--- SOURCE DATA ---

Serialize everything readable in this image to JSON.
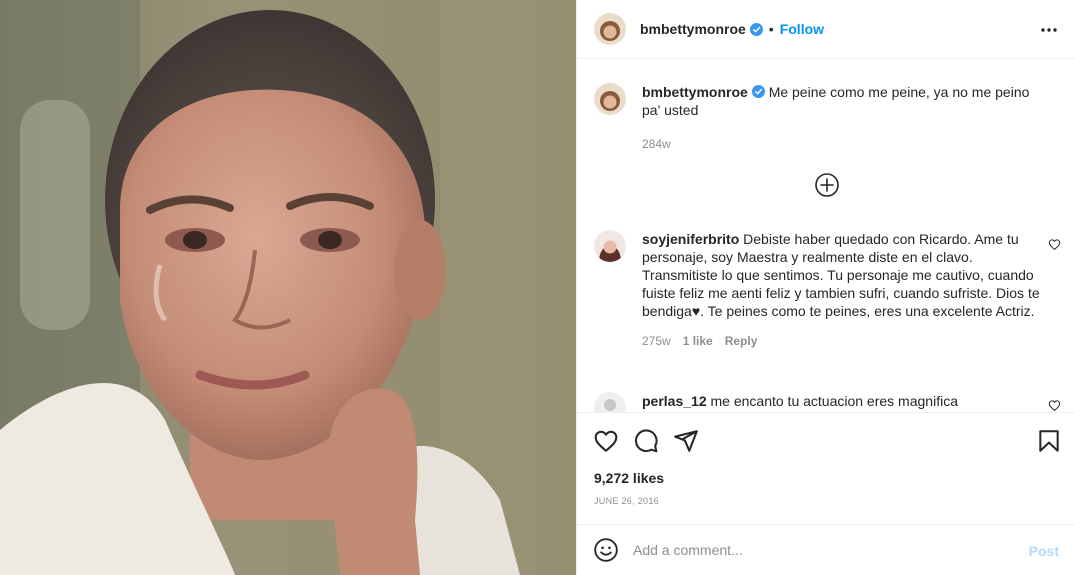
{
  "post": {
    "username": "bmbettymonroe",
    "follow_label": "Follow",
    "dot": "•",
    "caption": {
      "username": "bmbettymonroe",
      "text": "Me peine como me peine, ya no me peino pa' usted",
      "age": "284w"
    },
    "comments": [
      {
        "username": "soyjeniferbrito",
        "text": "Debiste haber quedado con Ricardo. Ame tu personaje, soy Maestra y realmente diste en el clavo. Transmitiste lo que sentimos. Tu personaje me cautivo, cuando fuiste feliz me aenti feliz y tambien sufri, cuando sufriste. Dios te bendiga♥. Te peines como te peines, eres una excelente Actriz.",
        "age": "275w",
        "likes": "1 like",
        "reply_label": "Reply"
      },
      {
        "username": "perlas_12",
        "text": "me encanto tu actuacion eres magnifica"
      }
    ],
    "likes_text": "9,272 likes",
    "date": "JUNE 26, 2016",
    "comment_placeholder": "Add a comment...",
    "post_label": "Post"
  },
  "colors": {
    "accent": "#0095f6",
    "post_disabled": "#b3dbff",
    "muted": "#8e8e8e",
    "text": "#262626"
  },
  "icons": [
    "verified-badge-icon",
    "more-options-icon",
    "load-more-comments-icon",
    "heart-icon",
    "comment-icon",
    "share-icon",
    "bookmark-icon",
    "emoji-icon"
  ]
}
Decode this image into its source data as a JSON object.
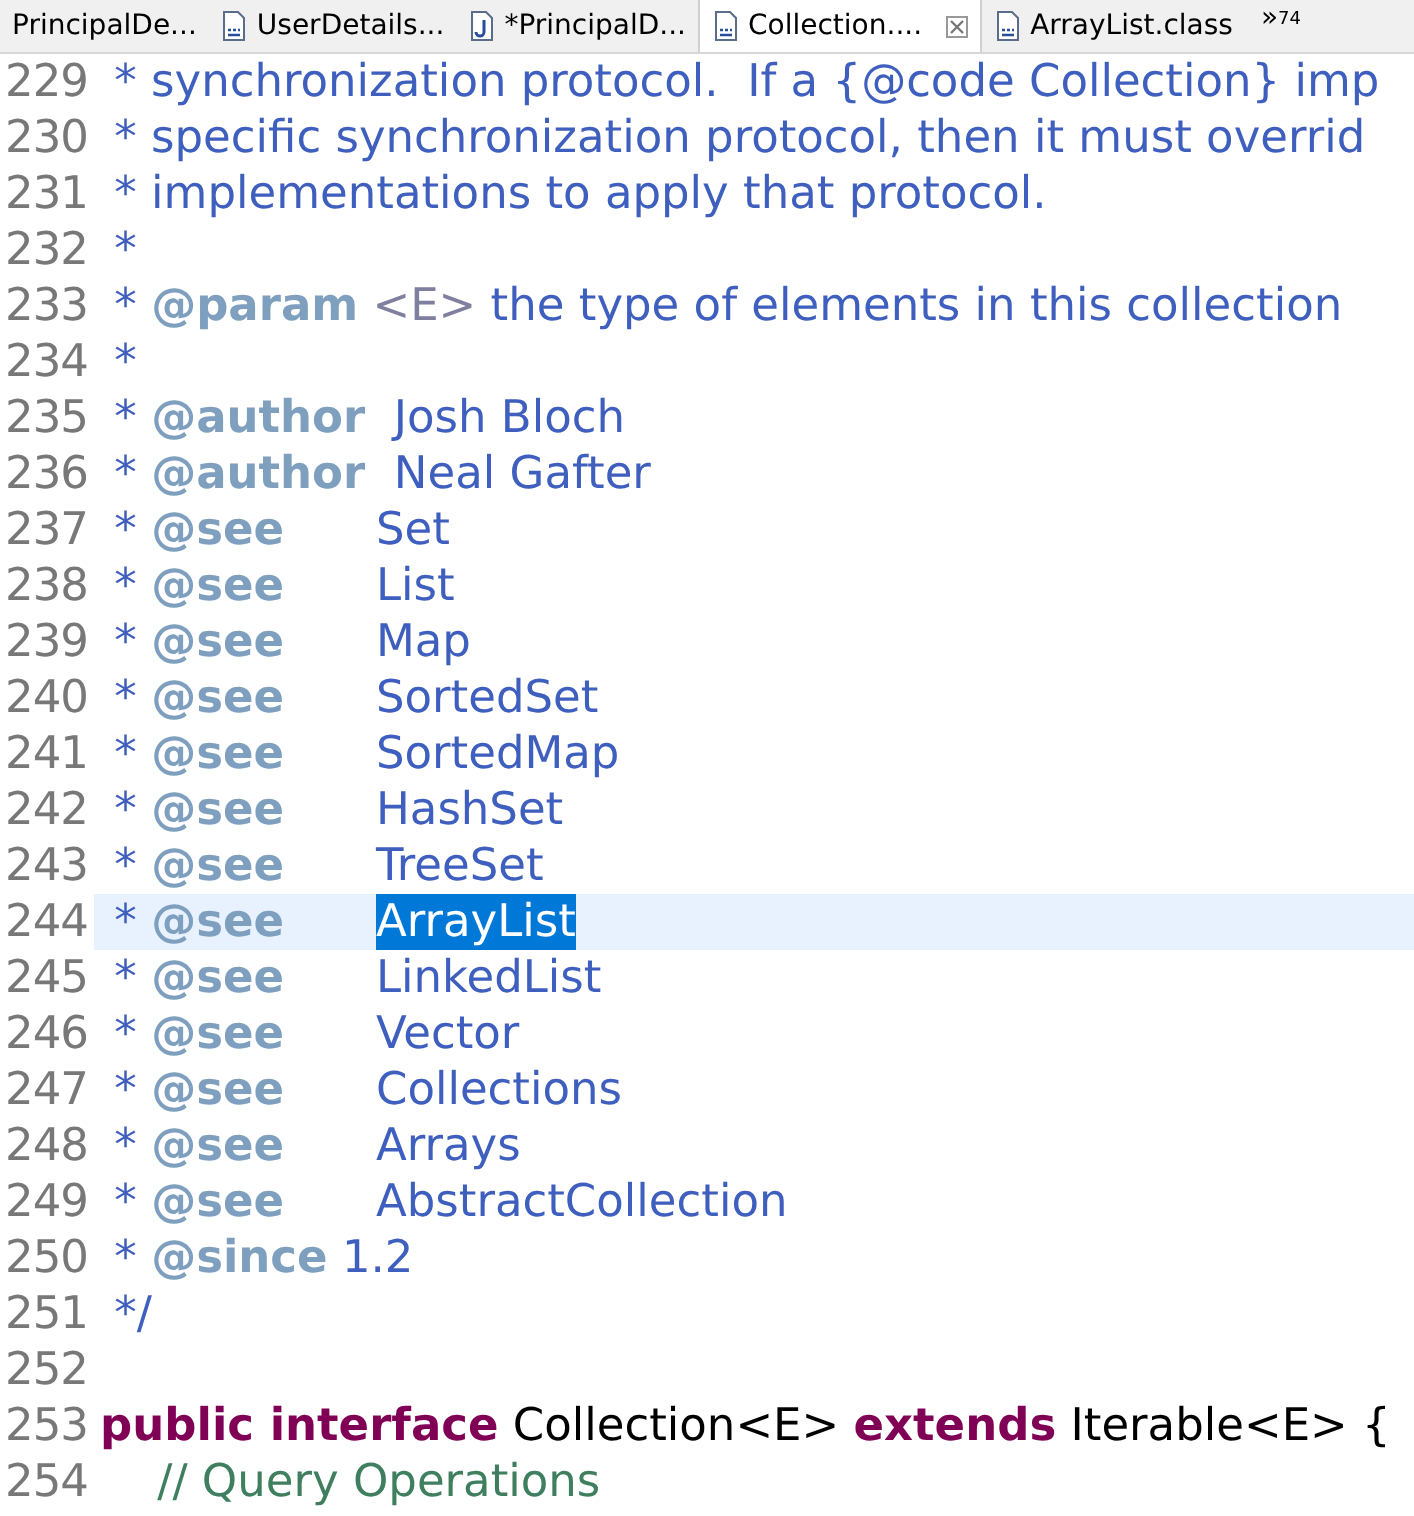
{
  "tabs": [
    {
      "label": "PrincipalDe...",
      "kind": "plain",
      "selected": false,
      "closable": false
    },
    {
      "label": "UserDetails...",
      "kind": "class",
      "selected": false,
      "closable": false
    },
    {
      "label": "*PrincipalD...",
      "kind": "java",
      "selected": false,
      "closable": false
    },
    {
      "label": "Collection....",
      "kind": "class",
      "selected": true,
      "closable": true
    },
    {
      "label": "ArrayList.class",
      "kind": "class",
      "selected": false,
      "closable": false
    }
  ],
  "overflow": {
    "symbol": "»",
    "count": "74"
  },
  "lines": [
    {
      "number": "229",
      "current": false,
      "segments": [
        {
          "kind": "doc",
          "text": " * synchronization protocol.  If a {@code Collection} imp",
          "selected": false
        }
      ]
    },
    {
      "number": "230",
      "current": false,
      "segments": [
        {
          "kind": "doc",
          "text": " * specific synchronization protocol, then it must overrid",
          "selected": false
        }
      ]
    },
    {
      "number": "231",
      "current": false,
      "segments": [
        {
          "kind": "doc",
          "text": " * implementations to apply that protocol.",
          "selected": false
        }
      ]
    },
    {
      "number": "232",
      "current": false,
      "segments": [
        {
          "kind": "doc",
          "text": " *",
          "selected": false
        }
      ]
    },
    {
      "number": "233",
      "current": false,
      "segments": [
        {
          "kind": "doc",
          "text": " * ",
          "selected": false
        },
        {
          "kind": "tag",
          "text": "@param",
          "selected": false
        },
        {
          "kind": "html",
          "text": " <E>",
          "selected": false
        },
        {
          "kind": "doc",
          "text": " the type of elements in this collection",
          "selected": false
        }
      ]
    },
    {
      "number": "234",
      "current": false,
      "segments": [
        {
          "kind": "doc",
          "text": " *",
          "selected": false
        }
      ]
    },
    {
      "number": "235",
      "current": false,
      "segments": [
        {
          "kind": "doc",
          "text": " * ",
          "selected": false
        },
        {
          "kind": "tag",
          "text": "@author",
          "selected": false
        },
        {
          "kind": "doc",
          "text": "  Josh Bloch",
          "selected": false
        }
      ]
    },
    {
      "number": "236",
      "current": false,
      "segments": [
        {
          "kind": "doc",
          "text": " * ",
          "selected": false
        },
        {
          "kind": "tag",
          "text": "@author",
          "selected": false
        },
        {
          "kind": "doc",
          "text": "  Neal Gafter",
          "selected": false
        }
      ]
    },
    {
      "number": "237",
      "current": false,
      "segments": [
        {
          "kind": "doc",
          "text": " * ",
          "selected": false
        },
        {
          "kind": "tag",
          "text": "@see",
          "selected": false
        },
        {
          "kind": "ref",
          "text": "Set",
          "selected": false
        }
      ]
    },
    {
      "number": "238",
      "current": false,
      "segments": [
        {
          "kind": "doc",
          "text": " * ",
          "selected": false
        },
        {
          "kind": "tag",
          "text": "@see",
          "selected": false
        },
        {
          "kind": "ref",
          "text": "List",
          "selected": false
        }
      ]
    },
    {
      "number": "239",
      "current": false,
      "segments": [
        {
          "kind": "doc",
          "text": " * ",
          "selected": false
        },
        {
          "kind": "tag",
          "text": "@see",
          "selected": false
        },
        {
          "kind": "ref",
          "text": "Map",
          "selected": false
        }
      ]
    },
    {
      "number": "240",
      "current": false,
      "segments": [
        {
          "kind": "doc",
          "text": " * ",
          "selected": false
        },
        {
          "kind": "tag",
          "text": "@see",
          "selected": false
        },
        {
          "kind": "ref",
          "text": "SortedSet",
          "selected": false
        }
      ]
    },
    {
      "number": "241",
      "current": false,
      "segments": [
        {
          "kind": "doc",
          "text": " * ",
          "selected": false
        },
        {
          "kind": "tag",
          "text": "@see",
          "selected": false
        },
        {
          "kind": "ref",
          "text": "SortedMap",
          "selected": false
        }
      ]
    },
    {
      "number": "242",
      "current": false,
      "segments": [
        {
          "kind": "doc",
          "text": " * ",
          "selected": false
        },
        {
          "kind": "tag",
          "text": "@see",
          "selected": false
        },
        {
          "kind": "ref",
          "text": "HashSet",
          "selected": false
        }
      ]
    },
    {
      "number": "243",
      "current": false,
      "segments": [
        {
          "kind": "doc",
          "text": " * ",
          "selected": false
        },
        {
          "kind": "tag",
          "text": "@see",
          "selected": false
        },
        {
          "kind": "ref",
          "text": "TreeSet",
          "selected": false
        }
      ]
    },
    {
      "number": "244",
      "current": true,
      "segments": [
        {
          "kind": "doc",
          "text": " * ",
          "selected": false
        },
        {
          "kind": "tag",
          "text": "@see",
          "selected": false
        },
        {
          "kind": "ref",
          "text": "ArrayList",
          "selected": true
        }
      ]
    },
    {
      "number": "245",
      "current": false,
      "segments": [
        {
          "kind": "doc",
          "text": " * ",
          "selected": false
        },
        {
          "kind": "tag",
          "text": "@see",
          "selected": false
        },
        {
          "kind": "ref",
          "text": "LinkedList",
          "selected": false
        }
      ]
    },
    {
      "number": "246",
      "current": false,
      "segments": [
        {
          "kind": "doc",
          "text": " * ",
          "selected": false
        },
        {
          "kind": "tag",
          "text": "@see",
          "selected": false
        },
        {
          "kind": "ref",
          "text": "Vector",
          "selected": false
        }
      ]
    },
    {
      "number": "247",
      "current": false,
      "segments": [
        {
          "kind": "doc",
          "text": " * ",
          "selected": false
        },
        {
          "kind": "tag",
          "text": "@see",
          "selected": false
        },
        {
          "kind": "ref",
          "text": "Collections",
          "selected": false
        }
      ]
    },
    {
      "number": "248",
      "current": false,
      "segments": [
        {
          "kind": "doc",
          "text": " * ",
          "selected": false
        },
        {
          "kind": "tag",
          "text": "@see",
          "selected": false
        },
        {
          "kind": "ref",
          "text": "Arrays",
          "selected": false
        }
      ]
    },
    {
      "number": "249",
      "current": false,
      "segments": [
        {
          "kind": "doc",
          "text": " * ",
          "selected": false
        },
        {
          "kind": "tag",
          "text": "@see",
          "selected": false
        },
        {
          "kind": "ref",
          "text": "AbstractCollection",
          "selected": false
        }
      ]
    },
    {
      "number": "250",
      "current": false,
      "segments": [
        {
          "kind": "doc",
          "text": " * ",
          "selected": false
        },
        {
          "kind": "tag",
          "text": "@since",
          "selected": false
        },
        {
          "kind": "doc",
          "text": " 1.2",
          "selected": false
        }
      ]
    },
    {
      "number": "251",
      "current": false,
      "segments": [
        {
          "kind": "doc",
          "text": " */",
          "selected": false
        }
      ]
    },
    {
      "number": "252",
      "current": false
    },
    {
      "number": "253",
      "current": false,
      "segments": [
        {
          "kind": "keyword",
          "text": "public interface",
          "selected": false
        },
        {
          "kind": "plain",
          "text": " Collection<E> ",
          "selected": false
        },
        {
          "kind": "keyword",
          "text": "extends",
          "selected": false
        },
        {
          "kind": "plain",
          "text": " Iterable<E> {",
          "selected": false
        }
      ]
    },
    {
      "number": "254",
      "current": false,
      "segments": [
        {
          "kind": "comment",
          "text": "    // Query Operations",
          "selected": false
        }
      ]
    }
  ]
}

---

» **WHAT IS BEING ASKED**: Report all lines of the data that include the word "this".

» **EXERCISE ANSWER**:
Serialize everything readable in this image to JSON.
Decode this image into its source data as a JSON object.
          "text": " the type of elements in this collection",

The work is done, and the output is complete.